**Provided records**
━━━━━━━━

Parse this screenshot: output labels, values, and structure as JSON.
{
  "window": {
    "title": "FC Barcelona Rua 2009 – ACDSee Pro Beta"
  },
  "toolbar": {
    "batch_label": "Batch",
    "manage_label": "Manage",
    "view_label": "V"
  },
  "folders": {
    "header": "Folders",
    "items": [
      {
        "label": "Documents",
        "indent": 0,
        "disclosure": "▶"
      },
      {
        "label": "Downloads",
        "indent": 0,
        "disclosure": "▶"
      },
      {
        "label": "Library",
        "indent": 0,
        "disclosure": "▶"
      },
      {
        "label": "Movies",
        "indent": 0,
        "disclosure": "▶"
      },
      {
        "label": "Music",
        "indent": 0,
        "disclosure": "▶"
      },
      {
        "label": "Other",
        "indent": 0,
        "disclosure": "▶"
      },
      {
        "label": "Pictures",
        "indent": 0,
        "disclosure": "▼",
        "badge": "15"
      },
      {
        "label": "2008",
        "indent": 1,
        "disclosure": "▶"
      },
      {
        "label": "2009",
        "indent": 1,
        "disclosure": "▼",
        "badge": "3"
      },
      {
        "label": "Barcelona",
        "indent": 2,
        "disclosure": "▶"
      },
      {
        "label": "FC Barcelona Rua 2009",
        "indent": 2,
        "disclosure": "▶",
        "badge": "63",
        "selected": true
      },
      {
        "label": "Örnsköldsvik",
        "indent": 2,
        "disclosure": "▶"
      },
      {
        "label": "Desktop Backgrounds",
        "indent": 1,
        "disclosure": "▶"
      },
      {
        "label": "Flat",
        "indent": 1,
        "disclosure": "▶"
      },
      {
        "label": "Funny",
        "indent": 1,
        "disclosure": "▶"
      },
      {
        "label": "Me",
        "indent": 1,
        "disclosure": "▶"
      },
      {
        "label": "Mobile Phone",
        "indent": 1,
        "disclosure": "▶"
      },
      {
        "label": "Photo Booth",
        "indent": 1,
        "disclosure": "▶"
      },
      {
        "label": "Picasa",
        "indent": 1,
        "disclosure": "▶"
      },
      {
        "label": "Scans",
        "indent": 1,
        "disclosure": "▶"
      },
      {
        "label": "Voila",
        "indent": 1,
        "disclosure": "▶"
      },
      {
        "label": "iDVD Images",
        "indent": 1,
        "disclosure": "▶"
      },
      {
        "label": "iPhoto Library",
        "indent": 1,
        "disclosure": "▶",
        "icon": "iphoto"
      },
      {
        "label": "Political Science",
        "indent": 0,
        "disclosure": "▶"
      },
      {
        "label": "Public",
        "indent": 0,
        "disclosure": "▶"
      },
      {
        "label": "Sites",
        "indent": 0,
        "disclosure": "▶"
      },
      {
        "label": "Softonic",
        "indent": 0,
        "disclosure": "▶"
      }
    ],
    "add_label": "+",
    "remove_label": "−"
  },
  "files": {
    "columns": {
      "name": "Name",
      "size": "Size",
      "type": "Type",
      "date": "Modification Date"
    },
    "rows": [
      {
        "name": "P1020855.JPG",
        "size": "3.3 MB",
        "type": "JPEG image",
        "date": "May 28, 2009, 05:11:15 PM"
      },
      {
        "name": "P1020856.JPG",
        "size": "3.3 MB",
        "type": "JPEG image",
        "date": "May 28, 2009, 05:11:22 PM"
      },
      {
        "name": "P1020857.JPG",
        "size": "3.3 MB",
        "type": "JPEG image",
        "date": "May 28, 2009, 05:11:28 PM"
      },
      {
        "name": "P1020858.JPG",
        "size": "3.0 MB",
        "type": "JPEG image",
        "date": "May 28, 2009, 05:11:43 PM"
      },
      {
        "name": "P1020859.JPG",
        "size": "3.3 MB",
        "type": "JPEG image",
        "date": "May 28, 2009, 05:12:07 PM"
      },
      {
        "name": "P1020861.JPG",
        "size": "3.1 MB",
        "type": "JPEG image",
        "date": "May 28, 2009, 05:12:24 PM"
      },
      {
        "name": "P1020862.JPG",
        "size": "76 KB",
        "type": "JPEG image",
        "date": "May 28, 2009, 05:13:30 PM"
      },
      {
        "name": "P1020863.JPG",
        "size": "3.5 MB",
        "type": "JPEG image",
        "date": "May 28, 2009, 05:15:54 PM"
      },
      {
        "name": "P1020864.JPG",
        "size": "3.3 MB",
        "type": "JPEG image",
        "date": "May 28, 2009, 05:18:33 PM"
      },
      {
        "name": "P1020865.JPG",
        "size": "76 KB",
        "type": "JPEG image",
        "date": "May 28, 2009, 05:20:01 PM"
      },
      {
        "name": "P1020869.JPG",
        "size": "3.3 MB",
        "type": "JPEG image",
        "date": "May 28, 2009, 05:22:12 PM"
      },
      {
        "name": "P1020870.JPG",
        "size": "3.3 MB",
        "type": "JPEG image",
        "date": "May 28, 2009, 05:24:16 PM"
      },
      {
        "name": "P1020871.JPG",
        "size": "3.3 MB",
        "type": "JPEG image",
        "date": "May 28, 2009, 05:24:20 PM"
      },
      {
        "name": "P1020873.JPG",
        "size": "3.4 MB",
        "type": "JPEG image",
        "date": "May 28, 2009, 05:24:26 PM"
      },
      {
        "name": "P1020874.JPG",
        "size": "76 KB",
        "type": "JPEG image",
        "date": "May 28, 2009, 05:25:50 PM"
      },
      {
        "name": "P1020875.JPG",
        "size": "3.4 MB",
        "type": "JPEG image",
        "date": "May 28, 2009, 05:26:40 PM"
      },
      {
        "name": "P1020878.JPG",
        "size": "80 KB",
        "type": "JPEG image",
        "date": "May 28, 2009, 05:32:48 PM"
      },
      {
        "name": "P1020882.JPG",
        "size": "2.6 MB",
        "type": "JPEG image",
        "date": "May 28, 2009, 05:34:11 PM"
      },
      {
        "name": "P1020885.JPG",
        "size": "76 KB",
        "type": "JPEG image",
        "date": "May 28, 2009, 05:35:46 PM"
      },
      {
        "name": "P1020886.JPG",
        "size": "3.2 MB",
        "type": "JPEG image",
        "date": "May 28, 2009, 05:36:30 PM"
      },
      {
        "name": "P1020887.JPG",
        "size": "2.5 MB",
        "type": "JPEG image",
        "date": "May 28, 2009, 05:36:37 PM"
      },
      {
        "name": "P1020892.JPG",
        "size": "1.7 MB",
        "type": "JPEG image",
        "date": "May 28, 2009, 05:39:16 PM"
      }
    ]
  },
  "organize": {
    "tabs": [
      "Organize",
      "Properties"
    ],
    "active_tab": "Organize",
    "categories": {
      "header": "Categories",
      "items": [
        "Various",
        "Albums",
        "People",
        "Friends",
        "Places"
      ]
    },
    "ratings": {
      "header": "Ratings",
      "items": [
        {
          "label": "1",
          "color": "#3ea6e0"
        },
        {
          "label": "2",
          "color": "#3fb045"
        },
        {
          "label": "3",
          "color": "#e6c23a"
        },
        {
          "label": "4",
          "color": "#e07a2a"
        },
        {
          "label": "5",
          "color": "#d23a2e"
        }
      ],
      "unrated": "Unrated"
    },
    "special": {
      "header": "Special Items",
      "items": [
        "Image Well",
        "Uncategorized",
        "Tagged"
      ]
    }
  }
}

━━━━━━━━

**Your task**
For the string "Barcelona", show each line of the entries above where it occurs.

**Answer to this task**
    "title": "FC Barcelona Rua 2009 – ACDSee Pro Beta"
        "label": "Barcelona",
        "label": "FC Barcelona Rua 2009",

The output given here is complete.